You see, Charlie Countryman is a film of extreme contrasts. It begins with death. Our first introduction to Shia LaBeouf's Charlie Countryman finds him dangling above a reservoir — bloodied and being shot at. He plummets to the water below; the story begins. In a stark hospital room — one of the more inherently unnerving scenes to play across the silver screen this year — Charlie watches his comatose mother (played by Melissa Leo) get taken off life support. He sees what would seem to be her soul (a sinewy, mercury-like thread) rise out of her body; he pops prescription pills. Leo visits Charlie in a vision and tells him to go to Bucharest. Why? "Because it seems specific."
On the plane to get his life in order, Charlie befriends his seatmate who, during a nap, passes away. In yet another pill-dazed vision, Charlie speaks with his late friend who asks him to deliver his gift to his daughter. He obliges.
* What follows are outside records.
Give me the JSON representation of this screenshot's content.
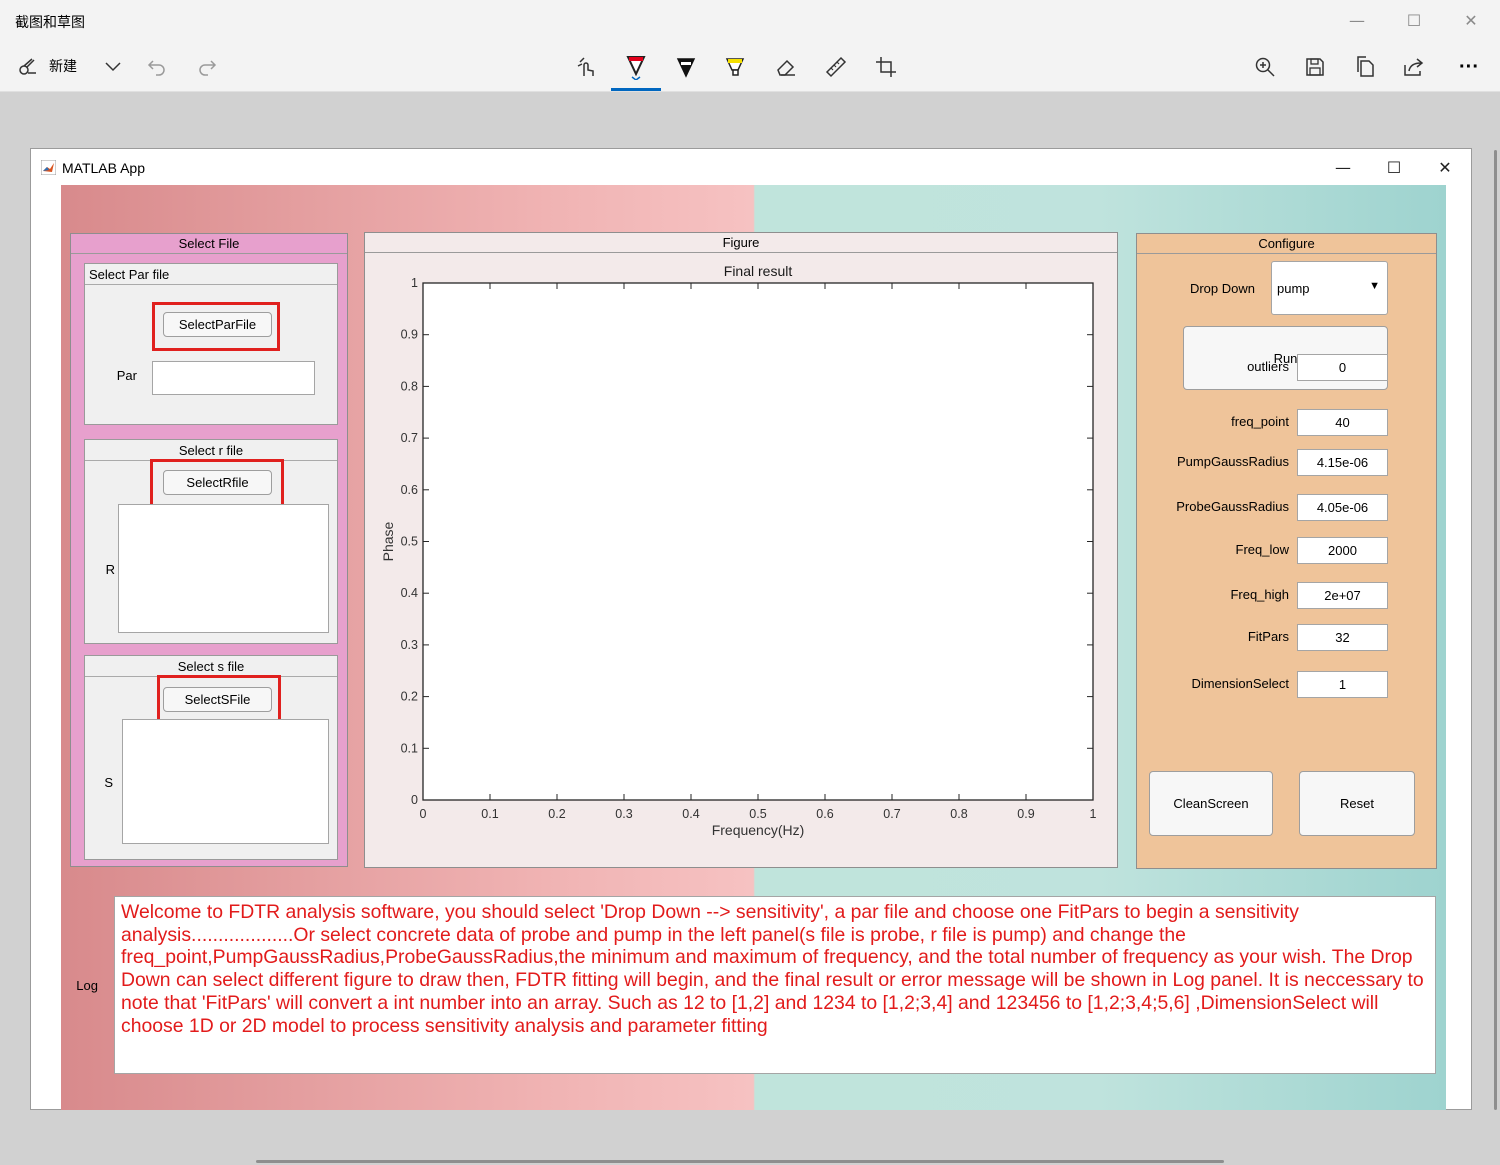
{
  "snip": {
    "title": "截图和草图",
    "new_label": "新建",
    "controls": {
      "minimize": "—",
      "maximize": "☐",
      "close": "✕"
    },
    "tools": [
      "touch-writing-icon",
      "ballpoint-pen-icon",
      "pencil-icon",
      "highlighter-icon",
      "eraser-icon",
      "ruler-icon",
      "crop-icon"
    ],
    "right_tools": [
      "zoom-icon",
      "save-icon",
      "copy-icon",
      "share-icon",
      "more-icon"
    ],
    "more_label": "···"
  },
  "matlab": {
    "title": "MATLAB App",
    "controls": {
      "minimize": "—",
      "maximize": "☐",
      "close": "✕"
    },
    "select_file": {
      "title": "Select File",
      "par": {
        "title": "Select Par file",
        "button": "SelectParFile",
        "field_label": "Par",
        "value": ""
      },
      "r": {
        "title": "Select r file",
        "button": "SelectRfile",
        "field_label": "R"
      },
      "s": {
        "title": "Select s file",
        "button": "SelectSFile",
        "field_label": "S"
      }
    },
    "figure": {
      "title": "Figure"
    },
    "configure": {
      "title": "Configure",
      "dropdown_label": "Drop Down",
      "dropdown_value": "pump",
      "run_label": "Run",
      "fields": [
        {
          "label": "outliers",
          "value": "0"
        },
        {
          "label": "freq_point",
          "value": "40"
        },
        {
          "label": "PumpGaussRadius",
          "value": "4.15e-06"
        },
        {
          "label": "ProbeGaussRadius",
          "value": "4.05e-06"
        },
        {
          "label": "Freq_low",
          "value": "2000"
        },
        {
          "label": "Freq_high",
          "value": "2e+07"
        },
        {
          "label": "FitPars",
          "value": "32"
        },
        {
          "label": "DimensionSelect",
          "value": "1"
        }
      ],
      "clean_label": "CleanScreen",
      "reset_label": "Reset"
    },
    "log": {
      "label": "Log",
      "text": "Welcome to FDTR analysis software, you should select 'Drop Down --> sensitivity', a par file and choose one FitPars to begin a sensitivity analysis...................Or select concrete data of probe and pump in the left panel(s file is probe, r file is pump) and change the freq_point,PumpGaussRadius,ProbeGaussRadius,the minimum and maximum of frequency, and the total number of frequency as your wish. The Drop Down can select different figure to draw then, FDTR fitting will begin, and the final result or error message will be shown in Log panel. It is neccessary to note that 'FitPars' will convert a int number into an array. Such as 12 to [1,2] and 1234 to [1,2;3,4] and 123456 to [1,2;3,4;5,6] ,DimensionSelect will choose 1D or 2D model to process sensitivity analysis and parameter fitting"
    }
  },
  "chart_data": {
    "type": "line",
    "title": "Final result",
    "xlabel": "Frequency(Hz)",
    "ylabel": "Phase",
    "xlim": [
      0,
      1
    ],
    "ylim": [
      0,
      1
    ],
    "xticks": [
      "0",
      "0.1",
      "0.2",
      "0.3",
      "0.4",
      "0.5",
      "0.6",
      "0.7",
      "0.8",
      "0.9",
      "1"
    ],
    "yticks": [
      "0",
      "0.1",
      "0.2",
      "0.3",
      "0.4",
      "0.5",
      "0.6",
      "0.7",
      "0.8",
      "0.9",
      "1"
    ],
    "series": [],
    "grid": false
  }
}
Gabi is married to the cold-blooded killer Nigel (Mads Mikkelsen) who does not like his territory treaded on. What ensues is a mad descent into a unfortunately surface level exploration of the soul. On a Carpathian ecstasy roll with his makeshift hostel-mates, Karl and Luc (Rupert Grint and James Buckley), Charlie's lost boy presence begins to glow. The three guys go on rant about transferring energy, feeling the moment, and feeling one another's vibrations. (Fun fact: LaBeouf dropped acid to film this scene. Ruminate on that.) At one point, Charlie and Gabi youthfully explore the streets, and it's clear she's keen to him. "If you find me tomorrow, I'll kiss you," she whispers before bidding farewell; again, reiterating the theme of Charlie's search.
The emotional abuse that follows takes us through Bucharest's back alleys, strip clubs, the opera, and what-would-be romantic cafes. It's love that drives the anger. It's love that drives Charlie's search. It's love that will be his downfall.
What's lost is the oomph. Bond's overly artistic editing and ambient soundtrack digs right into your emotions, tearing them apart. He's cognizant of what will give the audience a visceral reaction, and for that, he should be applauded. But, underneath all that top-coat is a story that doesn't know what it wants to be.
Yes, it's a story built on contrasts — with death comes creation; with love comes a certain kind of death. But, there's a hugely missed opportunity to focus on a theme introduced right off the bat: the energy of the coming-of-age story. Rather than bludgeoning our protagonist to near-death, Bond might have, instead, directed our attention deeper into the story of the soul. Specifically, how energy is neither created nor destroyed and as a result we are, what Charlie harps on, "finite while infinite." Bond could have written a love story for the soul. Instead, we're left wondering whether or not it really matters if he gets the girl in the end.